[Web page and app entries]
*****

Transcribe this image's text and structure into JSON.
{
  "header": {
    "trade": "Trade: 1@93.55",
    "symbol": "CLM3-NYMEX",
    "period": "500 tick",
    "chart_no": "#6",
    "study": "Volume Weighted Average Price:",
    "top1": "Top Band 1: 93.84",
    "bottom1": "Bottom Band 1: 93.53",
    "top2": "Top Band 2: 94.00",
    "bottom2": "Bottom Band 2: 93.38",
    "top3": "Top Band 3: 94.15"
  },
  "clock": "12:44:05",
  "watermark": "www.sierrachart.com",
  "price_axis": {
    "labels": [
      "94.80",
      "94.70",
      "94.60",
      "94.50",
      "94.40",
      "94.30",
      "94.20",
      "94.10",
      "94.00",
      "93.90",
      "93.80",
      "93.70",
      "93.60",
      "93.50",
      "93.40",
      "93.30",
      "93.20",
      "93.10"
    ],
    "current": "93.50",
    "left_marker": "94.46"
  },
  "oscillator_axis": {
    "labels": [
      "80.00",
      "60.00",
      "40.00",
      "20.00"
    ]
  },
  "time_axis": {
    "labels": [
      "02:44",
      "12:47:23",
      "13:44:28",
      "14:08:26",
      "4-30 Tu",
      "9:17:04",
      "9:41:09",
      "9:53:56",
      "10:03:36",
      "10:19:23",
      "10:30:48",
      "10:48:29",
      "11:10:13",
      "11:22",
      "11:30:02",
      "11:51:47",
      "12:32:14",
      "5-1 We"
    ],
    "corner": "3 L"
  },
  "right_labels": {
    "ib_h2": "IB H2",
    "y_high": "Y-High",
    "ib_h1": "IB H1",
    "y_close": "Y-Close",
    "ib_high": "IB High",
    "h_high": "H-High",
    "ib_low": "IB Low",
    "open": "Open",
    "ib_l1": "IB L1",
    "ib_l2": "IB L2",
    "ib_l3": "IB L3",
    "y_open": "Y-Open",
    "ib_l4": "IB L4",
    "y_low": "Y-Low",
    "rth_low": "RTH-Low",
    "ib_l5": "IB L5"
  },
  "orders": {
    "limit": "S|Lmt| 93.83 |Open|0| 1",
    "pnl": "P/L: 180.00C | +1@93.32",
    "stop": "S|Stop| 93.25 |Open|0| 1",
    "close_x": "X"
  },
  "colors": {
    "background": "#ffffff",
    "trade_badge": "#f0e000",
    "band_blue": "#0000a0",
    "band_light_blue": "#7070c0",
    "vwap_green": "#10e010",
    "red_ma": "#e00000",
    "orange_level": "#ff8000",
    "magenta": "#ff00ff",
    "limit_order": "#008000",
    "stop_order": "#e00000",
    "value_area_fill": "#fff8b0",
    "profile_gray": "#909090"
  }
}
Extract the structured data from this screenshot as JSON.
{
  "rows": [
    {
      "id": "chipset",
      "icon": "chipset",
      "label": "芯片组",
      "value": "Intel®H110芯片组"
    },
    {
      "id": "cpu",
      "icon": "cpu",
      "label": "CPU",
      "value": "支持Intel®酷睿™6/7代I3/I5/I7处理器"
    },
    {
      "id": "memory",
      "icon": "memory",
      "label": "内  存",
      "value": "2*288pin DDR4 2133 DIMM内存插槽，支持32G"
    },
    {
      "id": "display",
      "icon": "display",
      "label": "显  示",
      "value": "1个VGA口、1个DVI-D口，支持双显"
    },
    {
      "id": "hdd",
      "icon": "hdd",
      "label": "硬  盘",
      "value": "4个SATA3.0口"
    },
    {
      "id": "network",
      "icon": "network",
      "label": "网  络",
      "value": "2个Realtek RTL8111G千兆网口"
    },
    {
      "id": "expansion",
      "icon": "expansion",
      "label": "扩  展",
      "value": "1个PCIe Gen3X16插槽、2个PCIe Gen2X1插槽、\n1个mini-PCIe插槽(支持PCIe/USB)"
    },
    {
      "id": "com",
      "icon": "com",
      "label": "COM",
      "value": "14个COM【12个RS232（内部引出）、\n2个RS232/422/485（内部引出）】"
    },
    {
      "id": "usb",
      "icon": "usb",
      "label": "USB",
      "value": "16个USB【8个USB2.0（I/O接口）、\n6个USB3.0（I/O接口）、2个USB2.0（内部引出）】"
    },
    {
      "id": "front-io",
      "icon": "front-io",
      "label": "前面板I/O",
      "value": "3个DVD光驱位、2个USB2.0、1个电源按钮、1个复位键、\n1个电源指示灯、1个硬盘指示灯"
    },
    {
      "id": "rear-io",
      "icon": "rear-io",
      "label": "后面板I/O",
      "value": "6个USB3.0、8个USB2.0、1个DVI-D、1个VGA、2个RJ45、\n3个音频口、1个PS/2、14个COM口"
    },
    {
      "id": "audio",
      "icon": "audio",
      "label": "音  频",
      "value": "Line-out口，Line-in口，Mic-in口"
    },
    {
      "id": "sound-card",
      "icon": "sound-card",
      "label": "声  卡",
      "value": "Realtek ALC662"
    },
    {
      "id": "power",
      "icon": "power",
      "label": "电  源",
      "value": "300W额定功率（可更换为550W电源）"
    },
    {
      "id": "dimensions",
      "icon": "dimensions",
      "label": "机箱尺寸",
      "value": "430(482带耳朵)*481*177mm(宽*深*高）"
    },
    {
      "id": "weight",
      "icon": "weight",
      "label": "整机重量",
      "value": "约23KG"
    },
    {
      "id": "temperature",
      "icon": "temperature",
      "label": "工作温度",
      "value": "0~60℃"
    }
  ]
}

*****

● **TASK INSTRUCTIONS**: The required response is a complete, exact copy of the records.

● **ANSWER TO THIS PROBLEM**:
Transcribe this image's text and structure into JSON.
{
  "header": {
    "trade": "Trade: 1@93.55",
    "symbol": "CLM3-NYMEX",
    "period": "500 tick",
    "chart_no": "#6",
    "study": "Volume Weighted Average Price:",
    "top1": "Top Band 1: 93.84",
    "bottom1": "Bottom Band 1: 93.53",
    "top2": "Top Band 2: 94.00",
    "bottom2": "Bottom Band 2: 93.38",
    "top3": "Top Band 3: 94.15"
  },
  "clock": "12:44:05",
  "watermark": "www.sierrachart.com",
  "price_axis": {
    "labels": [
      "94.80",
      "94.70",
      "94.60",
      "94.50",
      "94.40",
      "94.30",
      "94.20",
      "94.10",
      "94.00",
      "93.90",
      "93.80",
      "93.70",
      "93.60",
      "93.50",
      "93.40",
      "93.30",
      "93.20",
      "93.10"
    ],
    "current": "93.50",
    "left_marker": "94.46"
  },
  "oscillator_axis": {
    "labels": [
      "80.00",
      "60.00",
      "40.00",
      "20.00"
    ]
  },
  "time_axis": {
    "labels": [
      "02:44",
      "12:47:23",
      "13:44:28",
      "14:08:26",
      "4-30 Tu",
      "9:17:04",
      "9:41:09",
      "9:53:56",
      "10:03:36",
      "10:19:23",
      "10:30:48",
      "10:48:29",
      "11:10:13",
      "11:22",
      "11:30:02",
      "11:51:47",
      "12:32:14",
      "5-1 We"
    ],
    "corner": "3 L"
  },
  "right_labels": {
    "ib_h2": "IB H2",
    "y_high": "Y-High",
    "ib_h1": "IB H1",
    "y_close": "Y-Close",
    "ib_high": "IB High",
    "h_high": "H-High",
    "ib_low": "IB Low",
    "open": "Open",
    "ib_l1": "IB L1",
    "ib_l2": "IB L2",
    "ib_l3": "IB L3",
    "y_open": "Y-Open",
    "ib_l4": "IB L4",
    "y_low": "Y-Low",
    "rth_low": "RTH-Low",
    "ib_l5": "IB L5"
  },
  "orders": {
    "limit": "S|Lmt| 93.83 |Open|0| 1",
    "pnl": "P/L: 180.00C | +1@93.32",
    "stop": "S|Stop| 93.25 |Open|0| 1",
    "close_x": "X"
  },
  "colors": {
    "background": "#ffffff",
    "trade_badge": "#f0e000",
    "band_blue": "#0000a0",
    "band_light_blue": "#7070c0",
    "vwap_green": "#10e010",
    "red_ma": "#e00000",
    "orange_level": "#ff8000",
    "magenta": "#ff00ff",
    "limit_order": "#008000",
    "stop_order": "#e00000",
    "value_area_fill": "#fff8b0",
    "profile_gray": "#909090"
  }
}
Extract the structured data from this screenshot as JSON.
{
  "rows": [
    {
      "id": "chipset",
      "icon": "chipset",
      "label": "芯片组",
      "value": "Intel®H110芯片组"
    },
    {
      "id": "cpu",
      "icon": "cpu",
      "label": "CPU",
      "value": "支持Intel®酷睿™6/7代I3/I5/I7处理器"
    },
    {
      "id": "memory",
      "icon": "memory",
      "label": "内  存",
      "value": "2*288pin DDR4 2133 DIMM内存插槽，支持32G"
    },
    {
      "id": "display",
      "icon": "display",
      "label": "显  示",
      "value": "1个VGA口、1个DVI-D口，支持双显"
    },
    {
      "id": "hdd",
      "icon": "hdd",
      "label": "硬  盘",
      "value": "4个SATA3.0口"
    },
    {
      "id": "network",
      "icon": "network",
      "label": "网  络",
      "value": "2个Realtek RTL8111G千兆网口"
    },
    {
      "id": "expansion",
      "icon": "expansion",
      "label": "扩  展",
      "value": "1个PCIe Gen3X16插槽、2个PCIe Gen2X1插槽、\n1个mini-PCIe插槽(支持PCIe/USB)"
    },
    {
      "id": "com",
      "icon": "com",
      "label": "COM",
      "value": "14个COM【12个RS232（内部引出）、\n2个RS232/422/485（内部引出）】"
    },
    {
      "id": "usb",
      "icon": "usb",
      "label": "USB",
      "value": "16个USB【8个USB2.0（I/O接口）、\n6个USB3.0（I/O接口）、2个USB2.0（内部引出）】"
    },
    {
      "id": "front-io",
      "icon": "front-io",
      "label": "前面板I/O",
      "value": "3个DVD光驱位、2个USB2.0、1个电源按钮、1个复位键、\n1个电源指示灯、1个硬盘指示灯"
    },
    {
      "id": "rear-io",
      "icon": "rear-io",
      "label": "后面板I/O",
      "value": "6个USB3.0、8个USB2.0、1个DVI-D、1个VGA、2个RJ45、\n3个音频口、1个PS/2、14个COM口"
    },
    {
      "id": "audio",
      "icon": "audio",
      "label": "音  频",
      "value": "Line-out口，Line-in口，Mic-in口"
    },
    {
      "id": "sound-card",
      "icon": "sound-card",
      "label": "声  卡",
      "value": "Realtek ALC662"
    },
    {
      "id": "power",
      "icon": "power",
      "label": "电  源",
      "value": "300W额定功率（可更换为550W电源）"
    },
    {
      "id": "dimensions",
      "icon": "dimensions",
      "label": "机箱尺寸",
      "value": "430(482带耳朵)*481*177mm(宽*深*高）"
    },
    {
      "id": "weight",
      "icon": "weight",
      "label": "整机重量",
      "value": "约23KG"
    },
    {
      "id": "temperature",
      "icon": "temperature",
      "label": "工作温度",
      "value": "0~60℃"
    }
  ]
}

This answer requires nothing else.